WORK REQUEST:
Examine each line of the data. Copy the line if it includes the word "kind".

MATERIAL SUPPLIED:
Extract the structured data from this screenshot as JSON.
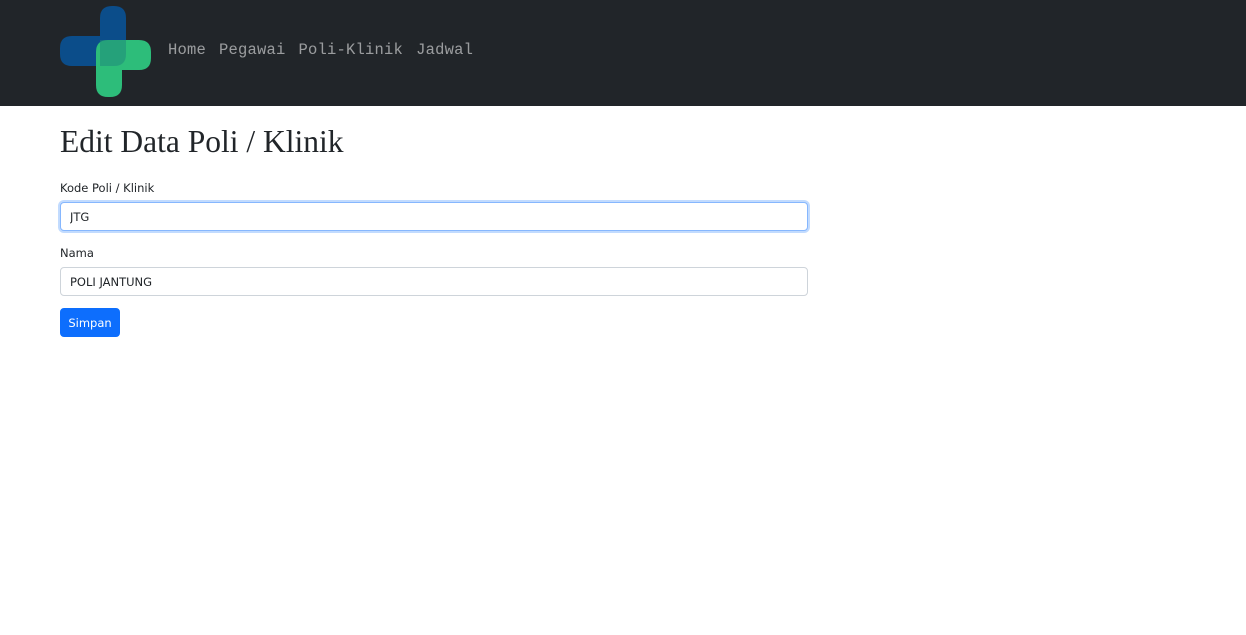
{
  "navbar": {
    "logo_icon": "medical-cross-logo",
    "links": [
      {
        "label": "Home"
      },
      {
        "label": "Pegawai"
      },
      {
        "label": "Poli-Klinik"
      },
      {
        "label": "Jadwal"
      }
    ]
  },
  "page": {
    "title": "Edit Data Poli / Klinik"
  },
  "form": {
    "kode": {
      "label": "Kode Poli / Klinik",
      "value": "JTG"
    },
    "nama": {
      "label": "Nama",
      "value": "POLI JANTUNG"
    },
    "submit_label": "Simpan"
  },
  "colors": {
    "navbar_bg": "#212529",
    "logo_blue": "#0b4d8a",
    "logo_green": "#2dbd7a",
    "primary": "#0d6efd"
  }
}
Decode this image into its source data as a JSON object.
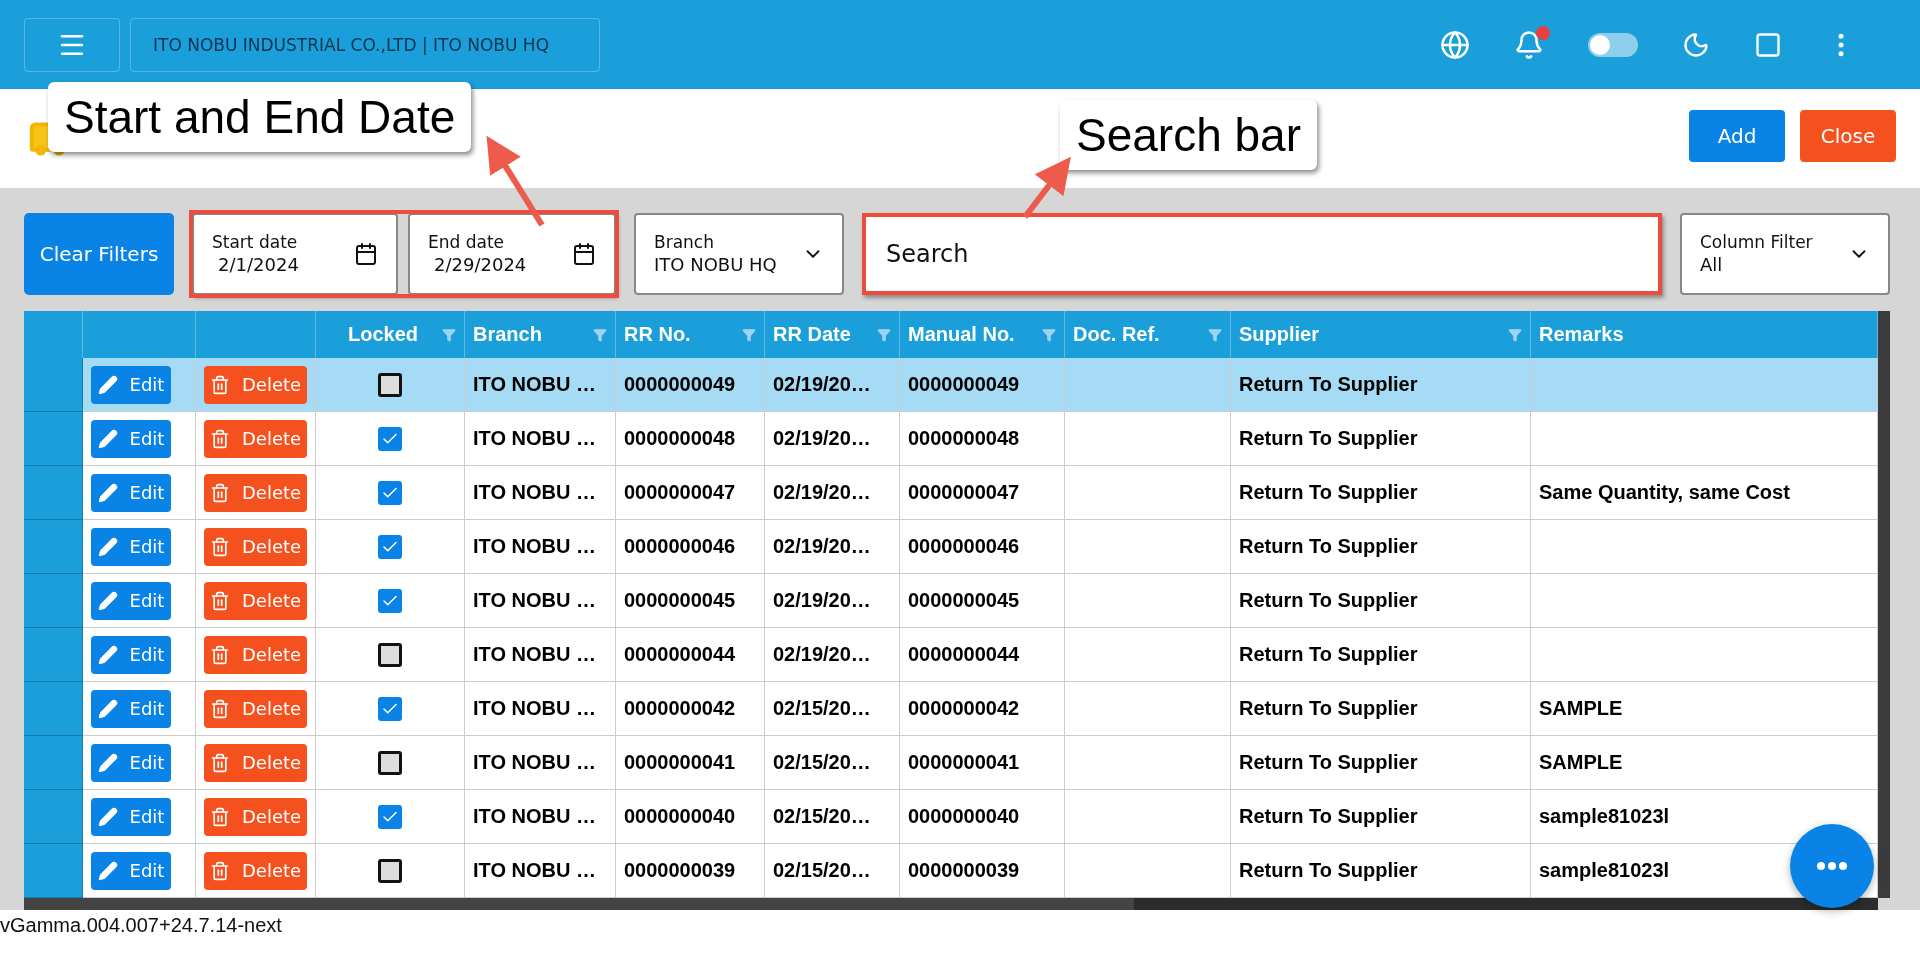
{
  "top_bar": {
    "company": "ITO NOBU INDUSTRIAL CO.,LTD | ITO NOBU HQ",
    "notification_badge": true,
    "toggle_on": false
  },
  "header": {
    "buttons": [
      {
        "kind": "primary",
        "label": "Add"
      },
      {
        "kind": "danger",
        "label": "Close"
      }
    ]
  },
  "filters": {
    "clear_button": "Clear Filters",
    "start_date": {
      "label": "Start date",
      "value": "2/1/2024"
    },
    "end_date": {
      "label": "End date",
      "value": "2/29/2024"
    },
    "branch": {
      "label": "Branch",
      "value": "ITO NOBU HQ"
    },
    "search": {
      "placeholder": "Search"
    },
    "column_filter": {
      "label": "Column Filter",
      "value": "All"
    }
  },
  "table": {
    "columns": [
      {
        "label": "Locked",
        "filter": true
      },
      {
        "label": "Branch",
        "filter": true
      },
      {
        "label": "RR No.",
        "filter": true
      },
      {
        "label": "RR Date",
        "filter": true
      },
      {
        "label": "Manual No.",
        "filter": true
      },
      {
        "label": "Doc. Ref.",
        "filter": true
      },
      {
        "label": "Supplier",
        "filter": true
      },
      {
        "label": "Remarks",
        "filter": false
      }
    ],
    "rows": [
      {
        "selected": true,
        "edit": "Edit",
        "delete": "Delete",
        "locked": false,
        "branch": "ITO NOBU …",
        "rr_no": "0000000049",
        "rr_date": "02/19/20…",
        "manual_no": "0000000049",
        "supplier": "Return To Supplier"
      },
      {
        "selected": false,
        "edit": "Edit",
        "delete": "Delete",
        "locked": true,
        "branch": "ITO NOBU …",
        "rr_no": "0000000048",
        "rr_date": "02/19/20…",
        "manual_no": "0000000048",
        "supplier": "Return To Supplier"
      },
      {
        "selected": false,
        "edit": "Edit",
        "delete": "Delete",
        "locked": true,
        "branch": "ITO NOBU …",
        "rr_no": "0000000047",
        "rr_date": "02/19/20…",
        "manual_no": "0000000047",
        "supplier": "Return To Supplier",
        "remarks": "Same Quantity, same Cost"
      },
      {
        "selected": false,
        "edit": "Edit",
        "delete": "Delete",
        "locked": true,
        "branch": "ITO NOBU …",
        "rr_no": "0000000046",
        "rr_date": "02/19/20…",
        "manual_no": "0000000046",
        "supplier": "Return To Supplier"
      },
      {
        "selected": false,
        "edit": "Edit",
        "delete": "Delete",
        "locked": true,
        "branch": "ITO NOBU …",
        "rr_no": "0000000045",
        "rr_date": "02/19/20…",
        "manual_no": "0000000045",
        "supplier": "Return To Supplier"
      },
      {
        "selected": false,
        "edit": "Edit",
        "delete": "Delete",
        "locked": false,
        "branch": "ITO NOBU …",
        "rr_no": "0000000044",
        "rr_date": "02/19/20…",
        "manual_no": "0000000044",
        "supplier": "Return To Supplier"
      },
      {
        "selected": false,
        "edit": "Edit",
        "delete": "Delete",
        "locked": true,
        "branch": "ITO NOBU …",
        "rr_no": "0000000042",
        "rr_date": "02/15/20…",
        "manual_no": "0000000042",
        "supplier": "Return To Supplier",
        "remarks": "SAMPLE"
      },
      {
        "selected": false,
        "edit": "Edit",
        "delete": "Delete",
        "locked": false,
        "branch": "ITO NOBU …",
        "rr_no": "0000000041",
        "rr_date": "02/15/20…",
        "manual_no": "0000000041",
        "supplier": "Return To Supplier",
        "remarks": "SAMPLE"
      },
      {
        "selected": false,
        "edit": "Edit",
        "delete": "Delete",
        "locked": true,
        "branch": "ITO NOBU …",
        "rr_no": "0000000040",
        "rr_date": "02/15/20…",
        "manual_no": "0000000040",
        "supplier": "Return To Supplier",
        "remarks": "sample81023l"
      },
      {
        "selected": false,
        "edit": "Edit",
        "delete": "Delete",
        "locked": false,
        "branch": "ITO NOBU …",
        "rr_no": "0000000039",
        "rr_date": "02/15/20…",
        "manual_no": "0000000039",
        "supplier": "Return To Supplier",
        "remarks": "sample81023l"
      }
    ]
  },
  "annotations": [
    {
      "kind": "dates",
      "text": "Start and End Date"
    },
    {
      "kind": "search",
      "text": "Search bar"
    }
  ],
  "footer": {
    "version": "vGamma.004.007+24.7.14-next"
  }
}
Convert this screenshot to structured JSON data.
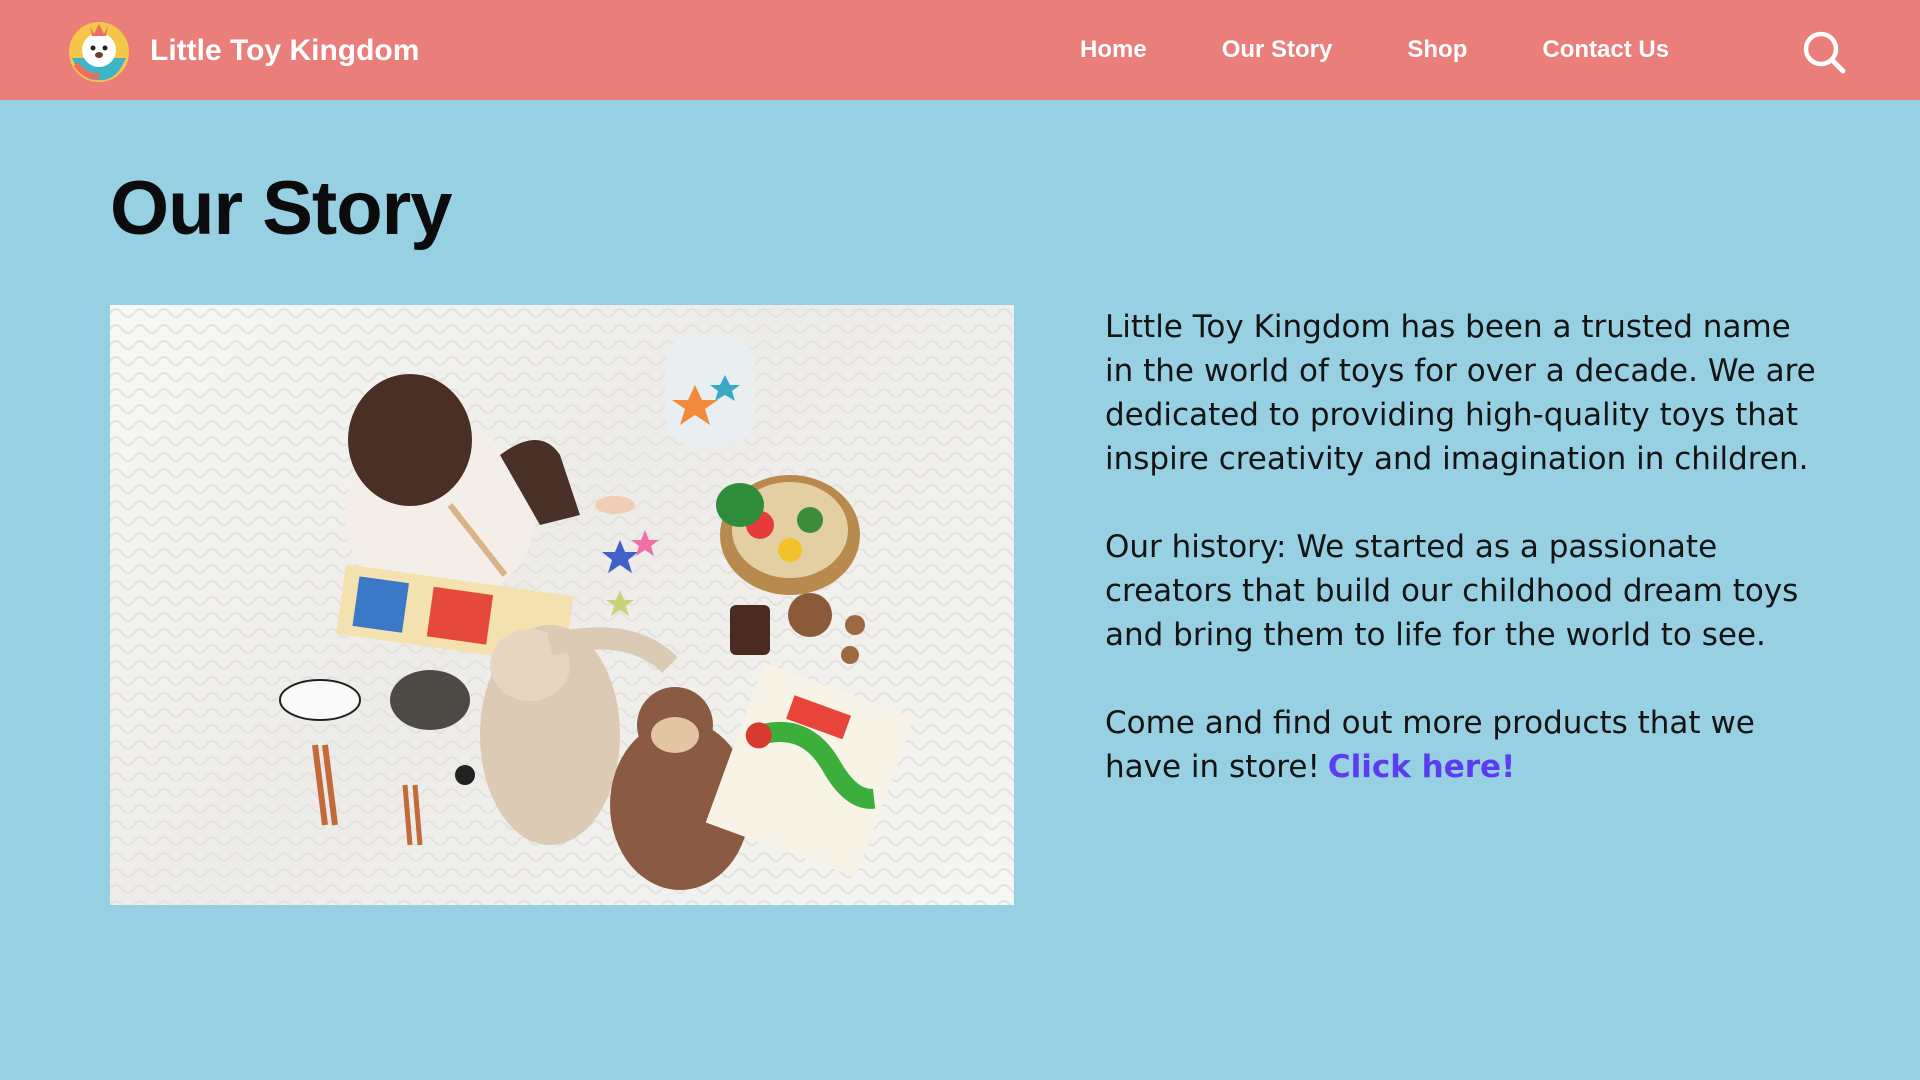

OUTPUT FOR THIS TASK:
        "kind": "primary",
        "kind": "danger",
      "kind": "dates",
      "kind": "search",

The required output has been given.